Feeds

BBC explains 'All your Twitter pics are belong to us' gaffe

Property is theft, man. So we're taking yours

The next step in data security

Everyone's a creator

New technologies have lowered the barrier to creating and distributing creative material in many ways, and turned many more people into "creators". Technology is catching up with the ancient principle behind copyright: that everyone is potentially a creator. These rights are designed to protect and empower individuals, they're automatic, and they're internationally recognised. But we have to know our rights to assert them.

I have already mentioned how giant media companies grab material they find on the internet to lower their costs. So do smaller ones, such as The Huffington Post of course, which made millions for its founder largely on the back of unpaid or low-paid workers. For these media giants to routinely abuse copyright they need the public to be ignorant about their rights, and hostile to copyright in general. Creators, either amateur or professional, who know the value of their work to a large media company won't be fobbed off with excuses or credits. And the law is on their side.

This is where the tension comes in. The BBC, and it is far from unique in this respect, has some problems here. Copyright is vital to the BBC's interests, with a value of £8.2bn according to the corporation, creators' rights aren't always reflected in its reporting, or respected in practice.

The BBC strips attribution from images uploaded to the site. This creates thousands of "orphan works". As a photographers' group puts it, it is the creator of orphan works on an industrial scale. In its Hargreaves submission (PDF/120KB), the BBC argued for a system that would allow it to pay below-market rates, remove liability, and even oblige creators to settle for a credit rather than cash. These were enthusiastically adopted by Hargreaves. The government likes the idea, but says the broadcaster should pay market rates.

Another problem is the BBC's reporting of creators' rights issues, which is anything but impartial. Coverage rarely, if ever, explains that creators' rights are a universal human right, that these are automatic, and that large media companies must ask permission for your stuff. Or that large media companies generally should pay you when they use it. And that the law is on your side in getting payment out of the reluctant publisher. The "experts" the BBC typically chooses instead reflect the view that rather than working in an individual's favour, copyright is incomprehensible and malignant, and is used to repress us. (This is Google's view, too – see here). They are, typically, activists with an axe to grind – such as this one:
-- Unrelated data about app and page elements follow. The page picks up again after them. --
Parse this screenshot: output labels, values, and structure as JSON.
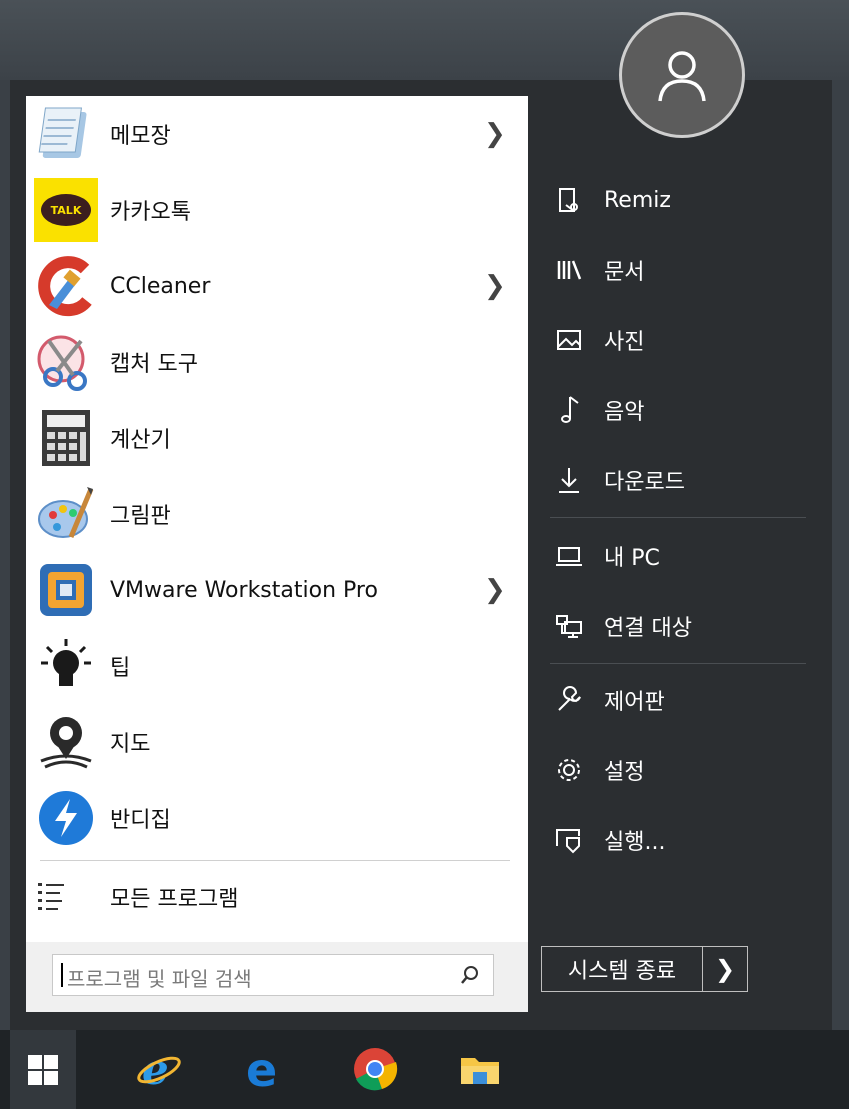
{
  "programs": [
    {
      "label": "메모장",
      "has_submenu": true,
      "icon": "notepad-icon"
    },
    {
      "label": "카카오톡",
      "has_submenu": false,
      "icon": "kakaotalk-icon"
    },
    {
      "label": "CCleaner",
      "has_submenu": true,
      "icon": "ccleaner-icon"
    },
    {
      "label": "캡처 도구",
      "has_submenu": false,
      "icon": "snipping-tool-icon"
    },
    {
      "label": "계산기",
      "has_submenu": false,
      "icon": "calculator-icon"
    },
    {
      "label": "그림판",
      "has_submenu": false,
      "icon": "paint-icon"
    },
    {
      "label": "VMware Workstation Pro",
      "has_submenu": true,
      "icon": "vmware-icon"
    },
    {
      "label": "팁",
      "has_submenu": false,
      "icon": "lightbulb-icon"
    },
    {
      "label": "지도",
      "has_submenu": false,
      "icon": "maps-icon"
    },
    {
      "label": "반디집",
      "has_submenu": false,
      "icon": "bandizip-icon"
    }
  ],
  "kakao_badge": "TALK",
  "all_programs_label": "모든 프로그램",
  "search": {
    "placeholder": "프로그램 및 파일 검색"
  },
  "right": {
    "items": [
      {
        "label": "Remiz",
        "icon": "user-folder-icon"
      },
      {
        "label": "문서",
        "icon": "library-icon"
      },
      {
        "label": "사진",
        "icon": "picture-icon"
      },
      {
        "label": "음악",
        "icon": "music-note-icon"
      },
      {
        "label": "다운로드",
        "icon": "download-icon"
      },
      {
        "label": "내 PC",
        "icon": "laptop-icon"
      },
      {
        "label": "연결 대상",
        "icon": "network-icon"
      },
      {
        "label": "제어판",
        "icon": "wrench-icon"
      },
      {
        "label": "설정",
        "icon": "gear-icon"
      },
      {
        "label": "실행...",
        "icon": "run-icon"
      }
    ]
  },
  "shutdown": {
    "label": "시스템 종료",
    "arrow": "❯"
  },
  "chevron": "❯",
  "taskbar": {
    "icons": [
      "windows-start-icon",
      "internet-explorer-icon",
      "edge-icon",
      "chrome-icon",
      "file-explorer-icon"
    ]
  },
  "colors": {
    "menu_bg": "#2b2e31",
    "list_bg": "#ffffff",
    "taskbar_bg": "#1f2326"
  }
}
An unbiased BBC copyright expert
Pic: Cory Doctorow

Or take a look this hagiographic profile of his strange friend. Sometimes these activist "experts", can mislead so wildly, they cause the presenters panic attacks. It really isn't in the public's interest to be misled or ignorant about copyright, but with reporting like this, they'll certainly stay that way. And one of the biggest beneficiaries will be giants such as Associated Newspapers and the BBC.

A change in approach to reporting about the rights of creators as something that helps the individual is hard to imagine, given that hostility to those rights is endemic in "social media" evangelism, and that this is practically a religion at the corporation. Change probably requires a Maoist-style purge (very unlikely) or generational change (which is slow). So a lot of education is needed, and a reminder about the charter obligation to be squeaky clean.

While the BBC operates under a unique charter, that doesn't place it above the law. ®

Choosing a cloud hosting partner with confidence

More from The Register

next story
Phones 4u slips into administration after EE cuts ties with Brit mobe retailer
More than 5,500 jobs could be axed if rescue mission fails
JINGS! Microsoft Bing called Scots indyref RIGHT!
Redmond sporran metrics get one in the ten ring
Driving with an Apple Watch could land you with a £100 FINE
Bad news for tech-addicted fanbois behind the wheel
Murdoch to Europe: Inflict MORE PAIN on Google, please
'Platform for piracy' must be punished, or it'll kill us in FIVE YEARS
Bono: Apple will sort out monetising music where the labels failed
Remastered so hard it would be difficult or impossible to master it again
Phones 4u website DIES as wounded mobe retailer struggles to stay above water
Founder blames 'ruthless network partners' for implosion
Sony says year's losses will be FOUR TIMES DEEPER than thought
Losses of more than $2 BILLION loom over troubled Japanese corp
Radio hams can encrypt, in emergencies, says Ofcom
Consultation promises new spectrum and hints at relaxed licence conditions
prev story

Whitepapers

Secure remote control for conventional and virtual desktops
Balancing user privacy and privileged access, in accordance with compliance frameworks and legislation. Evaluating any potential remote control choice.
WIN a very cool portable ZX Spectrum
Win a one-off portable Spectrum built by legendary hardware hacker Ben Heck
Intelligent flash storage arrays
Tegile Intelligent Storage Arrays with IntelliFlash helps IT boost storage utilization and effciency while delivering unmatched storage savings and performance.
High Performance for All
While HPC is not new, it has traditionally been seen as a specialist area – is it now geared up to meet more mainstream requirements?
Beginner's guide to SSL certificates
De-mystify the technology involved and give you the information you need to make the best decision when considering your online security options.